Return each line of the records holding the string "EXTER".

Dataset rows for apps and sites
┄┄┄┄┄┄┄┄┄┄┄┄┄┄┄┄┄┄┄┄

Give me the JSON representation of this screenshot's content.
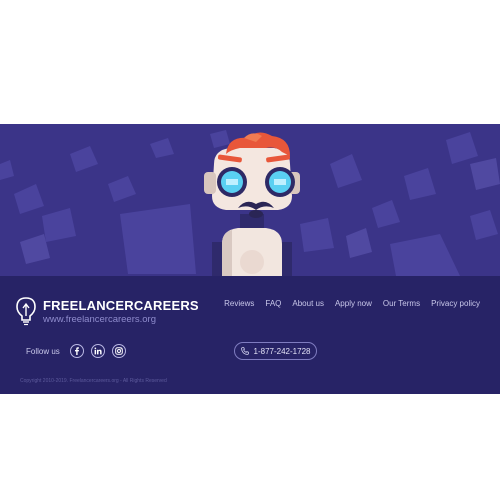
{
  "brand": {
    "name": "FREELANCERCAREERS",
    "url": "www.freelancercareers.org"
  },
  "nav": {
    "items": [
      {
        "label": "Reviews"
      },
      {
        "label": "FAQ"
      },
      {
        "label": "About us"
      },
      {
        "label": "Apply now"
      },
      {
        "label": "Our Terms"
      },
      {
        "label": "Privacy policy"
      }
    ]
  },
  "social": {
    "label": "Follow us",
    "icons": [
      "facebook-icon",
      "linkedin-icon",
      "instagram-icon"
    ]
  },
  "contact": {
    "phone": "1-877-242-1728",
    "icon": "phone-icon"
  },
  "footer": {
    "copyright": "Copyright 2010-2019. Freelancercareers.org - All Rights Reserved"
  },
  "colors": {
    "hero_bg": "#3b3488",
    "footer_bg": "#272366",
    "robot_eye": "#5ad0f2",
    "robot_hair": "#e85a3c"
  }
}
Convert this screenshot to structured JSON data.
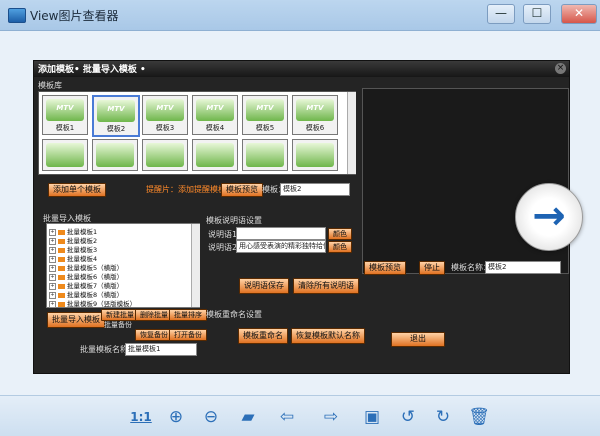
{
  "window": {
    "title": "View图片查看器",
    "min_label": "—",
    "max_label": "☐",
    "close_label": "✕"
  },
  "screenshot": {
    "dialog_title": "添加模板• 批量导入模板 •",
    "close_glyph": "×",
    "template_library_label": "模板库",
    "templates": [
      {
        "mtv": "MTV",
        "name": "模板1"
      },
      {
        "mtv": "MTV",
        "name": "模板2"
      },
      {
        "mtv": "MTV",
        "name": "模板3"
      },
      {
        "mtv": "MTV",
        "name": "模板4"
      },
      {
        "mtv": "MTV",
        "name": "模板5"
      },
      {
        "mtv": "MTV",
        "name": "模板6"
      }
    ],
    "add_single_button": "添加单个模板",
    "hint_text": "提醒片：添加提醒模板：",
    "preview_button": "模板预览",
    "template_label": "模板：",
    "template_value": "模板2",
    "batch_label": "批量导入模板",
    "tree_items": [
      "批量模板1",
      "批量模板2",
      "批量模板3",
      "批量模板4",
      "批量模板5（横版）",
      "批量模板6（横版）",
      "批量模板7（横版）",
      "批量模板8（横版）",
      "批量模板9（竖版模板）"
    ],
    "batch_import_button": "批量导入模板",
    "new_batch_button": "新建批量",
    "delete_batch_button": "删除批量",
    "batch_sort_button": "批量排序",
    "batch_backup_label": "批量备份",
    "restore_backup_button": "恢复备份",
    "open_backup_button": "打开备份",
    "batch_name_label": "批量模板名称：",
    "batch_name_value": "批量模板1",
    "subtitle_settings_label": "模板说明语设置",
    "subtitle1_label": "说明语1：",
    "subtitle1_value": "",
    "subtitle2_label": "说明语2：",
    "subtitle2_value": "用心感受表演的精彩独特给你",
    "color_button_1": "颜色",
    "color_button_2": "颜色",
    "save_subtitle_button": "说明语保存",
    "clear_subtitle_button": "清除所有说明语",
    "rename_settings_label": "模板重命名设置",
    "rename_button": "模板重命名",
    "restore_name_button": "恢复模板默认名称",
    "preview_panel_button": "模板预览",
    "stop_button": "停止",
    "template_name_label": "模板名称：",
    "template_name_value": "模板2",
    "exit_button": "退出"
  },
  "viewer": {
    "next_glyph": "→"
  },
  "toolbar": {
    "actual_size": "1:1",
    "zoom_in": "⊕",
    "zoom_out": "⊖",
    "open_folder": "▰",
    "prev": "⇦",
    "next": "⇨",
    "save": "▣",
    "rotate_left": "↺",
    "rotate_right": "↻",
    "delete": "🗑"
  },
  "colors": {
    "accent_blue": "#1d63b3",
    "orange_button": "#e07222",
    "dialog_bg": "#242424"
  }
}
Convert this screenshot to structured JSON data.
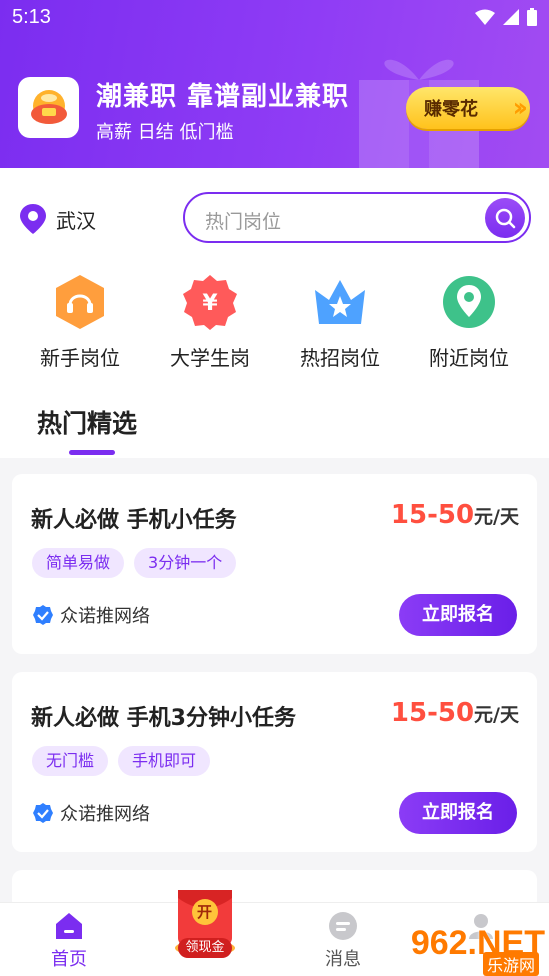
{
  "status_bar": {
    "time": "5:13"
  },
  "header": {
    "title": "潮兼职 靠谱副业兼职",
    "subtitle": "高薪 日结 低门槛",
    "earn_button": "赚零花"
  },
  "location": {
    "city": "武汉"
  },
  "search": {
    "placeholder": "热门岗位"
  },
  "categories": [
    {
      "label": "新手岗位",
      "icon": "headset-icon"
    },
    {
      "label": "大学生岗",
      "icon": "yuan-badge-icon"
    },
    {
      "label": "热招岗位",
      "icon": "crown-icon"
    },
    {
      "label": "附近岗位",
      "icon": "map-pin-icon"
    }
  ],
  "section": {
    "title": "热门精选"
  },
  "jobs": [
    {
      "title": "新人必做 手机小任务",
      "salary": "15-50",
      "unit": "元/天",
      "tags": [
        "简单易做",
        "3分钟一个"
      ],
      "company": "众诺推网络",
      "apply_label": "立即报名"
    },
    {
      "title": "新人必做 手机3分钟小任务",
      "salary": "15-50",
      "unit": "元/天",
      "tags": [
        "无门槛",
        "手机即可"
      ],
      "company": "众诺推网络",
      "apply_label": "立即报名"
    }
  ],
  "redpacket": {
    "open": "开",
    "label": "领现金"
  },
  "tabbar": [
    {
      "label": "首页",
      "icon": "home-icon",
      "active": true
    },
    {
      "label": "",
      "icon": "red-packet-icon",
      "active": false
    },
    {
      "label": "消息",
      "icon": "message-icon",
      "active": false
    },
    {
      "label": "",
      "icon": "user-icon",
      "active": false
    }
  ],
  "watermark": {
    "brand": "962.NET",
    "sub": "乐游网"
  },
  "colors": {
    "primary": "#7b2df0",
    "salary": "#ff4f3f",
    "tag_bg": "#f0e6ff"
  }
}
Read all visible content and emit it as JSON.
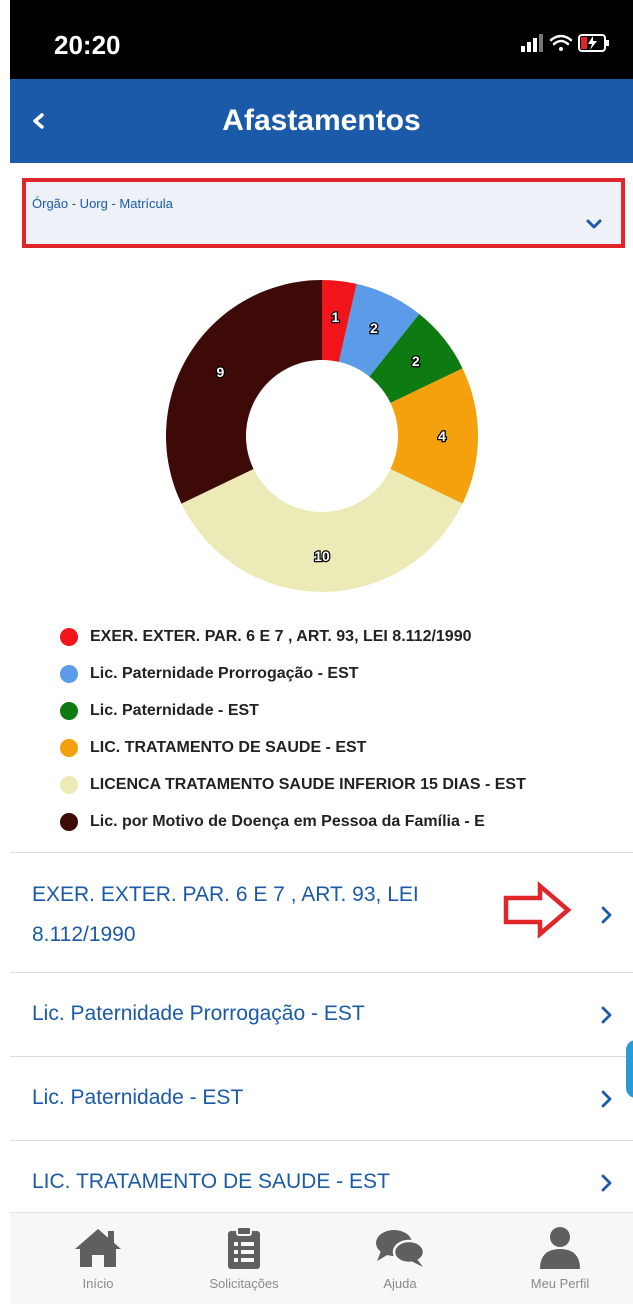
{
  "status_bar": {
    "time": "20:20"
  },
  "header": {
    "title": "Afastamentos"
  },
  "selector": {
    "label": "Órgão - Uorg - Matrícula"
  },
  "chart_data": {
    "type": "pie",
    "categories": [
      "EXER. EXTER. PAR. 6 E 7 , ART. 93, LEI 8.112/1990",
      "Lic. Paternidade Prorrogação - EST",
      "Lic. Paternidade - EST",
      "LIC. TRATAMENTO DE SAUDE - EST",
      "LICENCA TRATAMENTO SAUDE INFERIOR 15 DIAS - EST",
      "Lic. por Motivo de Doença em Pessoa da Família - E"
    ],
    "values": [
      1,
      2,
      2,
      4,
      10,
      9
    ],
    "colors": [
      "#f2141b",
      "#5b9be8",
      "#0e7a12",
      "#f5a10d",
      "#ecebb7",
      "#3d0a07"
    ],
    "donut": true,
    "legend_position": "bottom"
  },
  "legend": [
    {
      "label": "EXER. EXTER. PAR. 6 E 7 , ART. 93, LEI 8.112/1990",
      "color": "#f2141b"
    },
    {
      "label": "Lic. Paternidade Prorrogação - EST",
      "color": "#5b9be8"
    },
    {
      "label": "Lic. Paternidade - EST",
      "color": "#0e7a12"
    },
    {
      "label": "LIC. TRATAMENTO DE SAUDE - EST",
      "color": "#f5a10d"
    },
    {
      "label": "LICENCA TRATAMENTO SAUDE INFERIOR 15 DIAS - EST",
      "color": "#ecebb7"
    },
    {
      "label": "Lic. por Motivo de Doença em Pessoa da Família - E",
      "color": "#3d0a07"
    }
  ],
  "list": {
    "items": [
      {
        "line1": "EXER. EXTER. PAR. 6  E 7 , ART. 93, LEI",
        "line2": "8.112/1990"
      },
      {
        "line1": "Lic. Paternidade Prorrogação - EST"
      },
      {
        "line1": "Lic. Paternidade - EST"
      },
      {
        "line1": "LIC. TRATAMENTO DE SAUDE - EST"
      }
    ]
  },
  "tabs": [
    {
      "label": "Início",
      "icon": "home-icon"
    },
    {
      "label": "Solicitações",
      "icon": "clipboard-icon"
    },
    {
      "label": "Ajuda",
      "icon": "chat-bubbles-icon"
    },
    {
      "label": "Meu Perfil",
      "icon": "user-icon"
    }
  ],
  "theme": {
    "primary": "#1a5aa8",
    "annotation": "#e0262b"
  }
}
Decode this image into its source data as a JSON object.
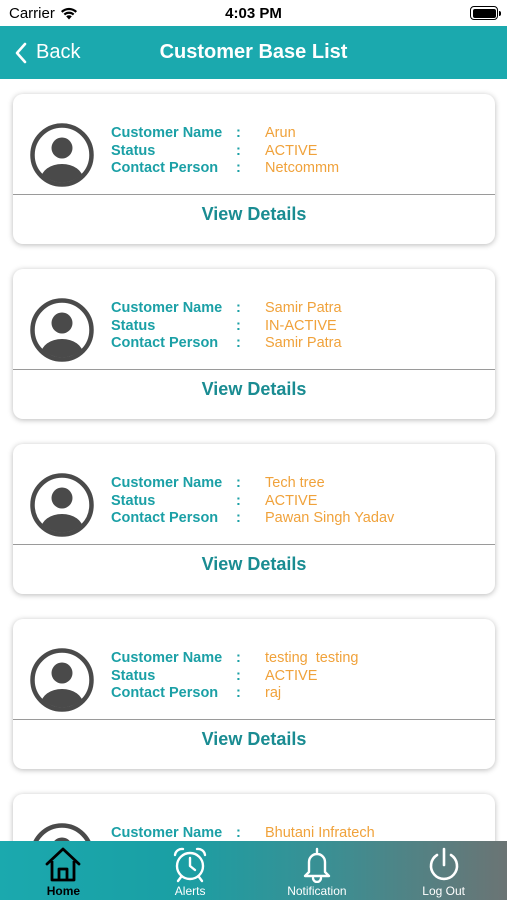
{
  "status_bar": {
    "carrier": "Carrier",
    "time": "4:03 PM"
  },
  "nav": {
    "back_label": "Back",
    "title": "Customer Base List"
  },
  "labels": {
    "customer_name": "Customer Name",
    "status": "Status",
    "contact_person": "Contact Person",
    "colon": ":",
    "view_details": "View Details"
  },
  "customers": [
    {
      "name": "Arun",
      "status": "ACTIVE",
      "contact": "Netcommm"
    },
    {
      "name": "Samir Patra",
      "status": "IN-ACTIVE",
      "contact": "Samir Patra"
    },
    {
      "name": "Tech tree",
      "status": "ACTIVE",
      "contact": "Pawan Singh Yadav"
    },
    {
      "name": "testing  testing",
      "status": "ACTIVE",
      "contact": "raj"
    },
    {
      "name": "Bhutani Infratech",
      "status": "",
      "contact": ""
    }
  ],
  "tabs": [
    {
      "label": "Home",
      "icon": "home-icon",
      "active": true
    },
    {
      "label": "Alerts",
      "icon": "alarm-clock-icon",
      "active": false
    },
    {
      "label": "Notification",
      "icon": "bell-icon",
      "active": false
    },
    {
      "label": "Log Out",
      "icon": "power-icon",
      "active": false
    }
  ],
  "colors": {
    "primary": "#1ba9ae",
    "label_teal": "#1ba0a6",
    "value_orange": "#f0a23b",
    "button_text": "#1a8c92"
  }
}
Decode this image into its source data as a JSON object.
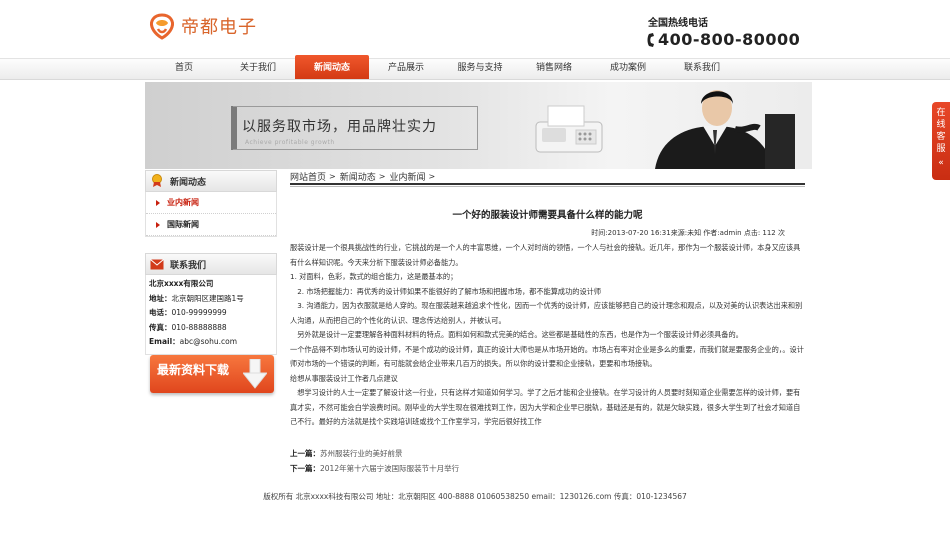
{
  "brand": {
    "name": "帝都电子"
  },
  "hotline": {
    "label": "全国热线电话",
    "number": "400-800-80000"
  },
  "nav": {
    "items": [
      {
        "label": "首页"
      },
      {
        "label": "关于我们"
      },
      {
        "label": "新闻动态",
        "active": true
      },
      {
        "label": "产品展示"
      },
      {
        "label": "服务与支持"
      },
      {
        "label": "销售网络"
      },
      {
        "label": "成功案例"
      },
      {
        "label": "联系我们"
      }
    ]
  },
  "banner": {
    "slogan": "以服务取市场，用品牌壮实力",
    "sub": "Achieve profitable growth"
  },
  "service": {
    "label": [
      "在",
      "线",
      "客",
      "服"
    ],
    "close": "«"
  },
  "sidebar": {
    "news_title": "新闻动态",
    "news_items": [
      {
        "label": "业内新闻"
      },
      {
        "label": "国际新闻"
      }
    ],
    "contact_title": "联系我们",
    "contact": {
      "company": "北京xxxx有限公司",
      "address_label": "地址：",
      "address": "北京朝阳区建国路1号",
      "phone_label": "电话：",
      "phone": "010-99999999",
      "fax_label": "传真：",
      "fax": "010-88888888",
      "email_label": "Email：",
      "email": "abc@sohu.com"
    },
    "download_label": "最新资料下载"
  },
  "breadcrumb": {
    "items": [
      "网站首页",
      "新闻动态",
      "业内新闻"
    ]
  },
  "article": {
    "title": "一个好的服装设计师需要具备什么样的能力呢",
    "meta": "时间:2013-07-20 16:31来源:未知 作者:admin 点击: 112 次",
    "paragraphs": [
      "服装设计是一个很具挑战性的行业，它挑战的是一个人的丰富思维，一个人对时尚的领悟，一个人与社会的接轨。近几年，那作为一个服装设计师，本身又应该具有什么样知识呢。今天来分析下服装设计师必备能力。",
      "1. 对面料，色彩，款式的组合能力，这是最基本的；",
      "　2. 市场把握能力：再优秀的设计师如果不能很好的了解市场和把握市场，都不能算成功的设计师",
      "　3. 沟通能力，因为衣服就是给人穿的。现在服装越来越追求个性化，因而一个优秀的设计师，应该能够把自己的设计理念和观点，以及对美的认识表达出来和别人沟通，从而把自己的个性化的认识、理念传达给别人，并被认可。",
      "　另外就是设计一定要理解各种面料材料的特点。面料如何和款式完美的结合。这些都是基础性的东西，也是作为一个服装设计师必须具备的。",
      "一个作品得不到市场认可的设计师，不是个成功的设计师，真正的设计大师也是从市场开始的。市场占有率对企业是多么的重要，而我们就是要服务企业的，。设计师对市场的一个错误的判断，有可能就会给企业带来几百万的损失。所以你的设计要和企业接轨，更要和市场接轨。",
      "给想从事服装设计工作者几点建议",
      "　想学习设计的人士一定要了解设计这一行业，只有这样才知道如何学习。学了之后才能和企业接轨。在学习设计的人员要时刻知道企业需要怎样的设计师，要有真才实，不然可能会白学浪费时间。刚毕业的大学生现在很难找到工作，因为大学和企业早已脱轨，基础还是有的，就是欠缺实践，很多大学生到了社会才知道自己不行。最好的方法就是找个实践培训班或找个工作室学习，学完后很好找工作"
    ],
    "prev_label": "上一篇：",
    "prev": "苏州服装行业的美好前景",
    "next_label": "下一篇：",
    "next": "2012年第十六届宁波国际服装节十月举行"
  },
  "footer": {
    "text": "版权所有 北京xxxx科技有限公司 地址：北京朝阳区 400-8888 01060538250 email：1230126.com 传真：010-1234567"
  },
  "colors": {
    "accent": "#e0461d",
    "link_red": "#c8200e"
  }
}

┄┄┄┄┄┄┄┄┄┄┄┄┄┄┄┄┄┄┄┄

__EXPECTED ANSWER__:
      "EXER. EXTER. PAR. 6 E 7 , ART. 93, LEI 8.112/1990",
      "label": "EXER. EXTER. PAR. 6 E 7 , ART. 93, LEI 8.112/1990",
        "line1": "EXER. EXTER. PAR. 6  E 7 , ART. 93, LEI",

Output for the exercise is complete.